Data supplied:
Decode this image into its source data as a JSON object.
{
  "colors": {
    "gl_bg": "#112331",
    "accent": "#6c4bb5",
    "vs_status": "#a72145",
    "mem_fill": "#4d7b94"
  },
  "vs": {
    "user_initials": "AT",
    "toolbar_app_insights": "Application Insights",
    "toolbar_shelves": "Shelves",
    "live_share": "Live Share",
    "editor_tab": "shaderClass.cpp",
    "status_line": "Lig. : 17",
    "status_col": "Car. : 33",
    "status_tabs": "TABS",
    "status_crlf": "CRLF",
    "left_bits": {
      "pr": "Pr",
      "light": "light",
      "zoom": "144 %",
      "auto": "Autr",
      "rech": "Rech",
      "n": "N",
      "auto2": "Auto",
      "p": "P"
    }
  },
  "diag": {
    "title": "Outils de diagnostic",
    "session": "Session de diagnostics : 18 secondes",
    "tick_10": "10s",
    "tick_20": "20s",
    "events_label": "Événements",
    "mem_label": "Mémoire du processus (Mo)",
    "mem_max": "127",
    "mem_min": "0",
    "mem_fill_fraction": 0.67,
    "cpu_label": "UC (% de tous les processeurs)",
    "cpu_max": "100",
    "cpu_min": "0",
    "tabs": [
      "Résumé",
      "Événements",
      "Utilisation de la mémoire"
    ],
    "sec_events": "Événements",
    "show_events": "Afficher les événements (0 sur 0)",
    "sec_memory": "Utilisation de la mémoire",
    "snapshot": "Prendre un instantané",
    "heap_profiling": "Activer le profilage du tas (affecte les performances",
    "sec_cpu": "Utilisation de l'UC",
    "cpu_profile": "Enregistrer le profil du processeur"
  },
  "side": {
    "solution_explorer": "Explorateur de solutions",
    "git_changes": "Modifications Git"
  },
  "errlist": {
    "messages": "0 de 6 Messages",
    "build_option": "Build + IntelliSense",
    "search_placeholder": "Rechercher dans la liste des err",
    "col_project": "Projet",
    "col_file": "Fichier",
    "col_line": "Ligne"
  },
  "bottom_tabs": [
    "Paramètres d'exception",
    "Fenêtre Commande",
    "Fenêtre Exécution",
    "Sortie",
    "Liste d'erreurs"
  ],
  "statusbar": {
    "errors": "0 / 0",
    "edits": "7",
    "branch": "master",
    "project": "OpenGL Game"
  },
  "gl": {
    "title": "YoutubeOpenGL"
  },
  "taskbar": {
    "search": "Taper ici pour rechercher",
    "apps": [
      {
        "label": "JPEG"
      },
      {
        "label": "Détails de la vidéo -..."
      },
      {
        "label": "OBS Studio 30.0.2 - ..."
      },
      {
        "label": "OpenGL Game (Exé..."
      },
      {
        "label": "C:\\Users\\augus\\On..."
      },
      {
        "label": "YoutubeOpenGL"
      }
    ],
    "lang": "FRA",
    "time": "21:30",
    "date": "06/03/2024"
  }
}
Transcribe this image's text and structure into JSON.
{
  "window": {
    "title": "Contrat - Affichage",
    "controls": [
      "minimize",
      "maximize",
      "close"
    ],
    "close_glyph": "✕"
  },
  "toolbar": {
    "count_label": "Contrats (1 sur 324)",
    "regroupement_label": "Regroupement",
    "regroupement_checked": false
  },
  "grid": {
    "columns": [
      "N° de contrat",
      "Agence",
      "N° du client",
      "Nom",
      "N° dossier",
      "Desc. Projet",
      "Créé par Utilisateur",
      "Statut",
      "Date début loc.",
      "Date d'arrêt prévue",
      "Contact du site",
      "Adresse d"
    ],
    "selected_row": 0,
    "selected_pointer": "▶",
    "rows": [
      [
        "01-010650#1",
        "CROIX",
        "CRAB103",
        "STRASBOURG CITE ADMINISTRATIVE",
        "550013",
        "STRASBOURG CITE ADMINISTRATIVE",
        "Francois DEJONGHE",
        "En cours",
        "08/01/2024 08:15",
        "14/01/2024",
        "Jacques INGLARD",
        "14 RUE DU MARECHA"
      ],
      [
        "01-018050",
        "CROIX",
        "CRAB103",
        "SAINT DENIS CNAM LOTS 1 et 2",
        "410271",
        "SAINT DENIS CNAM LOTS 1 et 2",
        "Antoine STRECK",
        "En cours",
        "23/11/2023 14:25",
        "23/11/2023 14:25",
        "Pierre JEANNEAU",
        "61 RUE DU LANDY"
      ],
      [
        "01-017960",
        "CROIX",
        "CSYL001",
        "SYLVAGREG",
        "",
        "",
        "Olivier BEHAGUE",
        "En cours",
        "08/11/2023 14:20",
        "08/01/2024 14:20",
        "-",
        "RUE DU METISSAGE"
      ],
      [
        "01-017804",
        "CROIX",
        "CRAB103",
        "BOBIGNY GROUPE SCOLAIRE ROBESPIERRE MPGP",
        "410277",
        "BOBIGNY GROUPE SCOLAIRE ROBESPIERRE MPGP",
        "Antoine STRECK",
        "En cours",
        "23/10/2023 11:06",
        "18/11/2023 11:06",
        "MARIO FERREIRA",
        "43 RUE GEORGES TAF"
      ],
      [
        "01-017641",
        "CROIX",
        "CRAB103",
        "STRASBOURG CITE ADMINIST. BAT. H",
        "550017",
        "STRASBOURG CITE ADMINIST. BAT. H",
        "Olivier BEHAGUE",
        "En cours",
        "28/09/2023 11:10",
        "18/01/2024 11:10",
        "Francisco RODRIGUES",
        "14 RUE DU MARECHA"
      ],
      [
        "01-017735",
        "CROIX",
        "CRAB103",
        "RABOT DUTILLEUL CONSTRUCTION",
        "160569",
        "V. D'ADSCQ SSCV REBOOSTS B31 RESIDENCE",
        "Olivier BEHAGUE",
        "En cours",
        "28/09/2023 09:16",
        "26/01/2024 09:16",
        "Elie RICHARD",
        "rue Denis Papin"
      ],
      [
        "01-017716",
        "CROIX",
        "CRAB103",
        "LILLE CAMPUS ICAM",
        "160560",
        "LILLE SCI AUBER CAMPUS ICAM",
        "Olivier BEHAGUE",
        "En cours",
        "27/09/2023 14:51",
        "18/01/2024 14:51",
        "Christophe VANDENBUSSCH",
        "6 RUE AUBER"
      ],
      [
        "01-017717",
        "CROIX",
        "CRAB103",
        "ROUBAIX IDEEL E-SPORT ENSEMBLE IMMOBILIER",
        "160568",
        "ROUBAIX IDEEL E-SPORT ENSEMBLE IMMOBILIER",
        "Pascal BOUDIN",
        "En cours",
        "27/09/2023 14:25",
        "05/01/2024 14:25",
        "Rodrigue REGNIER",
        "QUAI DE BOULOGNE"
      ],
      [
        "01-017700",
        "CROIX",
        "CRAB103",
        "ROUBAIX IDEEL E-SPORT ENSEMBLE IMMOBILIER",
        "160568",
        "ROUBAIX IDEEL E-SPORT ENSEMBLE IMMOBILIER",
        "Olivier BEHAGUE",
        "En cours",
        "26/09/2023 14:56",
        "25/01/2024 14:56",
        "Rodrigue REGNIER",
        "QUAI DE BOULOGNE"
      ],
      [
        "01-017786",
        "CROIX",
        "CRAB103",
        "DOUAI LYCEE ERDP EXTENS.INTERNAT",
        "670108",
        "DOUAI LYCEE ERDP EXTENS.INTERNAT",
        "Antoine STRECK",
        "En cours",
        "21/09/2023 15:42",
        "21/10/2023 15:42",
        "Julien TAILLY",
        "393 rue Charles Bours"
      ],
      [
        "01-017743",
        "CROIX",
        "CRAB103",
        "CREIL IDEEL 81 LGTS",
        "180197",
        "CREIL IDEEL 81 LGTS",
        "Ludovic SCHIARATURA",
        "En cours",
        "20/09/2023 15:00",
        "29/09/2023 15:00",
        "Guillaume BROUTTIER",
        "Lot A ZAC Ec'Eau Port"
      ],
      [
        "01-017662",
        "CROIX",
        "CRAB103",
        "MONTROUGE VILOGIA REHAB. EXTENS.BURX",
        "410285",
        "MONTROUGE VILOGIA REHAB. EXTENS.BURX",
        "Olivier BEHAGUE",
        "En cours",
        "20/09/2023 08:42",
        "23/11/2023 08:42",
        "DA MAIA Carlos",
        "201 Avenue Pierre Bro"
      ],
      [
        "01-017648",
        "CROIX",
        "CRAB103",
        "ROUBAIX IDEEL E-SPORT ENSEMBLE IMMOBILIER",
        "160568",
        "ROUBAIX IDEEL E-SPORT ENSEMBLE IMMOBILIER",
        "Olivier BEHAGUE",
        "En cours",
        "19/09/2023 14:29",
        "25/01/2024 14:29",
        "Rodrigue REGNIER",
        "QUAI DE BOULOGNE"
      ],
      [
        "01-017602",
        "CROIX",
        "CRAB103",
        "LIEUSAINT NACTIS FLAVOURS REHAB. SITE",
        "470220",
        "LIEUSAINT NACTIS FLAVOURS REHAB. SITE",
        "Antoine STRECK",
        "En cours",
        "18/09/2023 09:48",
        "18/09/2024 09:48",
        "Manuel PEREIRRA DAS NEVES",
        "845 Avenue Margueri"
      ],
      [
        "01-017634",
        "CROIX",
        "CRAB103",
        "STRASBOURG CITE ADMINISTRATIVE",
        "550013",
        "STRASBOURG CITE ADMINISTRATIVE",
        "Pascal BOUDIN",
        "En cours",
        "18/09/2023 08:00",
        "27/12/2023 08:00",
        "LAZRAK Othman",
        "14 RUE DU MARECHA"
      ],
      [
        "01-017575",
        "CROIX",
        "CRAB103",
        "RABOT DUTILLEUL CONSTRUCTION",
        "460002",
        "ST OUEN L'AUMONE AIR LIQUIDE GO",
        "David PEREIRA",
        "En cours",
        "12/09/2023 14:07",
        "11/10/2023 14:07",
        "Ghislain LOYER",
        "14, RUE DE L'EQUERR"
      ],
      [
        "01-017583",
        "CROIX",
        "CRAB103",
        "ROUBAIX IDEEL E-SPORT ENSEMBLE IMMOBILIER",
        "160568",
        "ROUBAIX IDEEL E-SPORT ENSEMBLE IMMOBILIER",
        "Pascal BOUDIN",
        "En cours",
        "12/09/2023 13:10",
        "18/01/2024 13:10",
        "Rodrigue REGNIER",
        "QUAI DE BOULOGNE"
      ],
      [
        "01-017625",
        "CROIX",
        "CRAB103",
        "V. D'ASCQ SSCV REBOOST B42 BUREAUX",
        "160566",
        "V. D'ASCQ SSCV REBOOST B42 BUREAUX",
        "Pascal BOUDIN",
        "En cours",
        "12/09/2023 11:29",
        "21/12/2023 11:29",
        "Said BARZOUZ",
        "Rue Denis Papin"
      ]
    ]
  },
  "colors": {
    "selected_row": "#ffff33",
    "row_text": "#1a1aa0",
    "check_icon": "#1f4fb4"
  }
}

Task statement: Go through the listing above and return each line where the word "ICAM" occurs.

Answer box:
        "LILLE CAMPUS ICAM",
        "LILLE SCI AUBER CAMPUS ICAM",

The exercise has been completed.